Cancer Research Wales seek to support research initiatives that better understand the causes of cancer at a molecular basis, through to population level, with the aim to develop key interventions and methods that will help prevent cancer where possible.
Late diagnosis of cancer is thought to be a major contributor to the overall poor survival rates seen in Wales. In an effort to improve cancer outcomes, Cancer Research Wales is committed to the funding of high-quality population and laboratory-based research that will improve the early diagnosis of cancer.
Basic and Translational Research
Basic and translational cancer research is the very foundation on which all previous and future improvements in cancer treatment are based. Cancer Research Wales remains committed to the funding of high-quality research that will further their understanding of the genetic and molecular basis of cancer development and progression.

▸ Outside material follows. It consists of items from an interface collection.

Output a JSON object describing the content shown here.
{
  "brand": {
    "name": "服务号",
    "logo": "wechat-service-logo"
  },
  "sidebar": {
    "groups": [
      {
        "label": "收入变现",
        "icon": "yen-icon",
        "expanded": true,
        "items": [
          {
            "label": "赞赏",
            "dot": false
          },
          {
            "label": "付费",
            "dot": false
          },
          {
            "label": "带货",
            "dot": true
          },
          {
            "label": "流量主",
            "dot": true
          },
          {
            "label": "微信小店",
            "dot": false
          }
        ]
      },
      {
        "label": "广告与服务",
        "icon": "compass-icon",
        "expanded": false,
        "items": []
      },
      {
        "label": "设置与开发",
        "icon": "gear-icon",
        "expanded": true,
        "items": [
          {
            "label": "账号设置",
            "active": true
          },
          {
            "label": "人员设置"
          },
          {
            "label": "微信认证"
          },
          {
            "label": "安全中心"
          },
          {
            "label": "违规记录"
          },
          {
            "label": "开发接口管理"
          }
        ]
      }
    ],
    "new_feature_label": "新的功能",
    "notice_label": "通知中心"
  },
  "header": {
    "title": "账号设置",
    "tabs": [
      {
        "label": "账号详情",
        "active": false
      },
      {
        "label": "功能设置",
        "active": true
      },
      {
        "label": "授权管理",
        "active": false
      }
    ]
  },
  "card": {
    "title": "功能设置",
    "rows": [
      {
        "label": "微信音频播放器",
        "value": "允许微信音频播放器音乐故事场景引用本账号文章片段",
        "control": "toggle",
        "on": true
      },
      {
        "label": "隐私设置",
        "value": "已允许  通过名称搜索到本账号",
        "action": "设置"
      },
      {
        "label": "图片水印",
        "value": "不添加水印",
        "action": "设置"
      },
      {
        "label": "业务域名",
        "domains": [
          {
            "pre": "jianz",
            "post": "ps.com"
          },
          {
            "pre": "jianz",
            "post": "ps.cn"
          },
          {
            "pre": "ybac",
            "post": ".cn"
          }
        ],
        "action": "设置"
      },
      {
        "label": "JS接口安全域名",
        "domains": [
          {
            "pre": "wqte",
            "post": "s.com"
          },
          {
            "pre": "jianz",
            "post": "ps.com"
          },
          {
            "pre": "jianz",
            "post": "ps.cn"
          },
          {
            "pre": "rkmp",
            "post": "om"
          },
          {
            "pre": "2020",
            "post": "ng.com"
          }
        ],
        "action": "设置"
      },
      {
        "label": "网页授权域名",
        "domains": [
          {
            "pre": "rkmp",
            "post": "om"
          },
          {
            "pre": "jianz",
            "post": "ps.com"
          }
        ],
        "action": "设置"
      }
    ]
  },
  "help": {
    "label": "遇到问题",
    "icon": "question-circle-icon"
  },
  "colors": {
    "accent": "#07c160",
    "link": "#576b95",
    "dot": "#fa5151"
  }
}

Drug Discovery and Development
Wales has benefited strategically from government funded state of the art computer aided drug design platforms. These have already proved successful with new anti-cancer agents recently developed. Cancer Research Wales will continue to fund research in this area, and the development of novel high-throughput drug screens that serve to accelerate the drug discovery process.
Radiotherapy Research and Medical Imaging
Cancer Research Wales has a proud history of supporting radiotherapy research across Wales. As radiotherapy research continues to advance in both scope and complexity, Cancer Research Wales will continue to build on its previous achievements, by funding innovative radiotherapy related research and associated imaging modalities, such as PET and Radiomics.
Cancer Research Wales provides opportunities for basic, translational, and systems-based research in cancer immunology that will help gain a better understanding of the dynamic relationship that exists between the immune system and cancer.
Studies that seek to identify the unknown factors that influence the treatment response of immunotherapy and contribute to the generalised immunosuppressive phenotype observed in advanced cancers, as well as tumour types considered to have low intrinsic ‘immunogenic’ potential will be important.
Supporting Clinical Research
Where the resources and capacity allow, Cancer Research Wales will look to support all aspects of clinical research for well-defined studies. This includes, but are not limited to, clinical research fellowships, trial and data managers, research nurses, and interventional studies.